▶ _Provided data_:
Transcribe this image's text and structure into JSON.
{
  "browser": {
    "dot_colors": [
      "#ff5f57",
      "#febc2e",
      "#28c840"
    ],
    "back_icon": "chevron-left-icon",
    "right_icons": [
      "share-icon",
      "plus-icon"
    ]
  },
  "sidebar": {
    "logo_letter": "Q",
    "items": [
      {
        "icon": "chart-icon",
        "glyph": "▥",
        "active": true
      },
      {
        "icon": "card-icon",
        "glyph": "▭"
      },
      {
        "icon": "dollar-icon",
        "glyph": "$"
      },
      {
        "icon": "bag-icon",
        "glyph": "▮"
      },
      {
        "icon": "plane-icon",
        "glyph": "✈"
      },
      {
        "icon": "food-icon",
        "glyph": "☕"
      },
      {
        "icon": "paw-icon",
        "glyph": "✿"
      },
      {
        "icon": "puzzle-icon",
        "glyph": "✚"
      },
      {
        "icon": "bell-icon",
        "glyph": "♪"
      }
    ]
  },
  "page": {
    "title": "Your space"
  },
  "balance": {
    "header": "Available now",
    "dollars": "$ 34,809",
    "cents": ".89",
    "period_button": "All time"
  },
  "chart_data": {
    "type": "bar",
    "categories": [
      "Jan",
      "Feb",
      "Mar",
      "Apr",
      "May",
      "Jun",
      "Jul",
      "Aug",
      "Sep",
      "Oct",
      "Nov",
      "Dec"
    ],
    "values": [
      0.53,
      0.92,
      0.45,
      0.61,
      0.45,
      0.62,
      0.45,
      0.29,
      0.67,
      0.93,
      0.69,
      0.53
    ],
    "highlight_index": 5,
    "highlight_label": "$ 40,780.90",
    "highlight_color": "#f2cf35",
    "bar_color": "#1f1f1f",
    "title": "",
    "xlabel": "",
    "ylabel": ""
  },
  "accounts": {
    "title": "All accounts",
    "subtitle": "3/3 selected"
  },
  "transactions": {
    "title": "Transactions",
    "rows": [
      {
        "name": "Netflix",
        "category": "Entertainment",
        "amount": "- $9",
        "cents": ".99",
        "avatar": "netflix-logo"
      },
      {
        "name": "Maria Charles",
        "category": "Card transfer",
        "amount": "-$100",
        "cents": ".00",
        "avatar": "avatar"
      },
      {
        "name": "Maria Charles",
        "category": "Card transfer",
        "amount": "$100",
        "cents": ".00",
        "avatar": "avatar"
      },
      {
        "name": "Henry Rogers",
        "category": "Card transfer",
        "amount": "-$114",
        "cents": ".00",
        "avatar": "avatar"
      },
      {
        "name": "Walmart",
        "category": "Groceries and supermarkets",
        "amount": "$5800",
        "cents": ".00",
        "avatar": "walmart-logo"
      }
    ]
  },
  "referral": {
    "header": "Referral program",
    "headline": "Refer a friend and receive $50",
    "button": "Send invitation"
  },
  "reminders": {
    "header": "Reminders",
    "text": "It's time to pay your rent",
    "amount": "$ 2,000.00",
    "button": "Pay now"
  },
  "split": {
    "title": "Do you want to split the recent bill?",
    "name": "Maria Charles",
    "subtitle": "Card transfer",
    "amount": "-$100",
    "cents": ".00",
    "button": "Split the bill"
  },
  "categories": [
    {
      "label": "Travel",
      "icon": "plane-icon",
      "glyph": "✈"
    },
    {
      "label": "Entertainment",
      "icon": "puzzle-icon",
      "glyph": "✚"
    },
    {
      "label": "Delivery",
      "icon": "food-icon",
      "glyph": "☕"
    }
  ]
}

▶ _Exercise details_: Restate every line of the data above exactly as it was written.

▶ _Result of the task_:
Transcribe this image's text and structure into JSON.
{
  "browser": {
    "dot_colors": [
      "#ff5f57",
      "#febc2e",
      "#28c840"
    ],
    "back_icon": "chevron-left-icon",
    "right_icons": [
      "share-icon",
      "plus-icon"
    ]
  },
  "sidebar": {
    "logo_letter": "Q",
    "items": [
      {
        "icon": "chart-icon",
        "glyph": "▥",
        "active": true
      },
      {
        "icon": "card-icon",
        "glyph": "▭"
      },
      {
        "icon": "dollar-icon",
        "glyph": "$"
      },
      {
        "icon": "bag-icon",
        "glyph": "▮"
      },
      {
        "icon": "plane-icon",
        "glyph": "✈"
      },
      {
        "icon": "food-icon",
        "glyph": "☕"
      },
      {
        "icon": "paw-icon",
        "glyph": "✿"
      },
      {
        "icon": "puzzle-icon",
        "glyph": "✚"
      },
      {
        "icon": "bell-icon",
        "glyph": "♪"
      }
    ]
  },
  "page": {
    "title": "Your space"
  },
  "balance": {
    "header": "Available now",
    "dollars": "$ 34,809",
    "cents": ".89",
    "period_button": "All time"
  },
  "chart_data": {
    "type": "bar",
    "categories": [
      "Jan",
      "Feb",
      "Mar",
      "Apr",
      "May",
      "Jun",
      "Jul",
      "Aug",
      "Sep",
      "Oct",
      "Nov",
      "Dec"
    ],
    "values": [
      0.53,
      0.92,
      0.45,
      0.61,
      0.45,
      0.62,
      0.45,
      0.29,
      0.67,
      0.93,
      0.69,
      0.53
    ],
    "highlight_index": 5,
    "highlight_label": "$ 40,780.90",
    "highlight_color": "#f2cf35",
    "bar_color": "#1f1f1f",
    "title": "",
    "xlabel": "",
    "ylabel": ""
  },
  "accounts": {
    "title": "All accounts",
    "subtitle": "3/3 selected"
  },
  "transactions": {
    "title": "Transactions",
    "rows": [
      {
        "name": "Netflix",
        "category": "Entertainment",
        "amount": "- $9",
        "cents": ".99",
        "avatar": "netflix-logo"
      },
      {
        "name": "Maria Charles",
        "category": "Card transfer",
        "amount": "-$100",
        "cents": ".00",
        "avatar": "avatar"
      },
      {
        "name": "Maria Charles",
        "category": "Card transfer",
        "amount": "$100",
        "cents": ".00",
        "avatar": "avatar"
      },
      {
        "name": "Henry Rogers",
        "category": "Card transfer",
        "amount": "-$114",
        "cents": ".00",
        "avatar": "avatar"
      },
      {
        "name": "Walmart",
        "category": "Groceries and supermarkets",
        "amount": "$5800",
        "cents": ".00",
        "avatar": "walmart-logo"
      }
    ]
  },
  "referral": {
    "header": "Referral program",
    "headline": "Refer a friend and receive $50",
    "button": "Send invitation"
  },
  "reminders": {
    "header": "Reminders",
    "text": "It's time to pay your rent",
    "amount": "$ 2,000.00",
    "button": "Pay now"
  },
  "split": {
    "title": "Do you want to split the recent bill?",
    "name": "Maria Charles",
    "subtitle": "Card transfer",
    "amount": "-$100",
    "cents": ".00",
    "button": "Split the bill"
  },
  "categories": [
    {
      "label": "Travel",
      "icon": "plane-icon",
      "glyph": "✈"
    },
    {
      "label": "Entertainment",
      "icon": "puzzle-icon",
      "glyph": "✚"
    },
    {
      "label": "Delivery",
      "icon": "food-icon",
      "glyph": "☕"
    }
  ]
}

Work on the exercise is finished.